Carnegie Hall, New York, NY, 1960 (from the Carnegie Hall Archives).
Edgar B. Ramirez [2013 Barbara Brink Travel Award]
The Barbara Brink Travel Award supported research in England on my MA thesis, The Canterbury Roll- Reconsidering the Medieval Viewer’s Encounter with the Twelve Typological Windows at Canterbury Cathedral. With the encouragement of Dr. Conrad Rudolph, I began researching the mysterious emergence of a related set of manuscripts from the 13th, 14th, and 15th centuries. Many scholars had written them off as being nothing more than replacement copies of the original Latin verse inscriptions from the 12th century Typological Windows at Canterbury Cathedral. Yet the design of these documents was unique—in comparison to other manuscripts from the period—and distinct from each other. I was convinced that these differences were not accidental, but conveyed distinctive responses to the artistic culture of typological windows. In particular, I believed that the Canterbury Roll was used as a guide to provide the public with a visual and performative reading of the windows’ imagery. Through the collaborative efforts with the archivists at the Canterbury Cathedral Archives and the Corpus Christi College Libraries at Oxford and Cambridge, I was able to find ‘visual aids’ and markings in the documents to confirm my suspicions—examining the documents in person was critical to the formation of my thesis.

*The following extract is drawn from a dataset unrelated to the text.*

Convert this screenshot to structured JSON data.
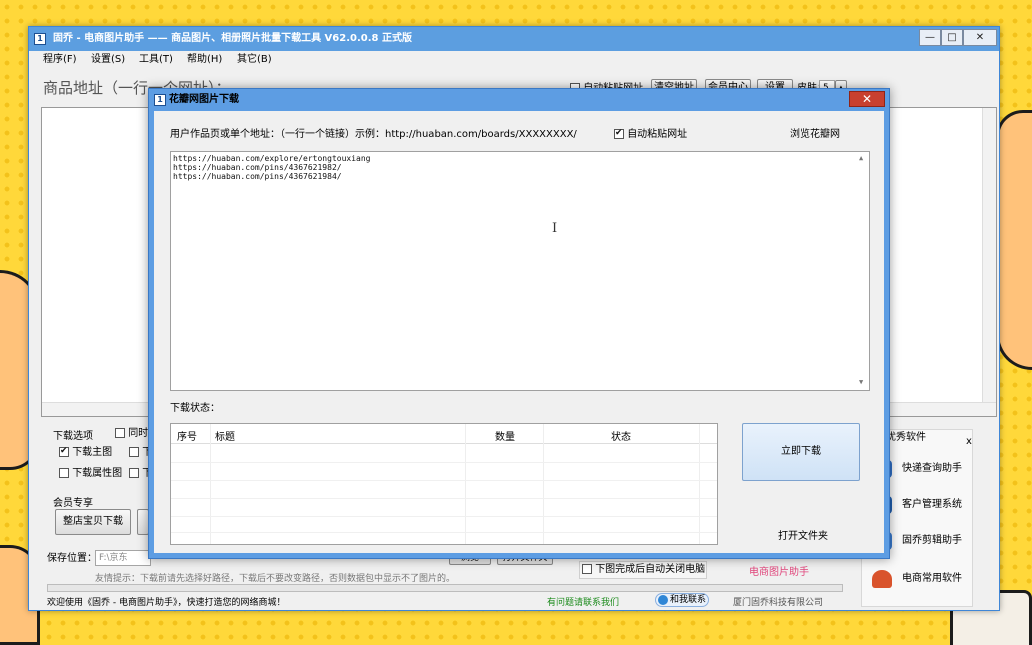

Edgar Ramirez in front of the Becket Miracle Windows, Northeast exterior of Trinity Chapel, Canterbury Cathedral.
Leslie Paprocki [2013 Richard G. Carrott Memorial Fund Award]
The Carrott Award supported research travel for my thesis, Rush and Wait: Airports, Seriality, and Undecideability in the Work of Garry Winogrand. Two trips to the Center for Creative Photography at the University of Arizona in Tucson allowed me to work closely with Winogrand’s vast archive of contact sheets. These objects form the basis of my thesis, which explores the importance of Winogrand’s photographs of airports in the 1960s and 1970s. While at the CCP archives, I was able to truly appreciate the volume of images that Winogrand produced and begin to understand how the airport photographs functioned as a component of his larger body of work. The Carrott Award also allowed me to travel to the San Francisco Museum of Modern Art to see the Garry Winogrand retrospective and gain access to the current scholarship on Winogrand’s work.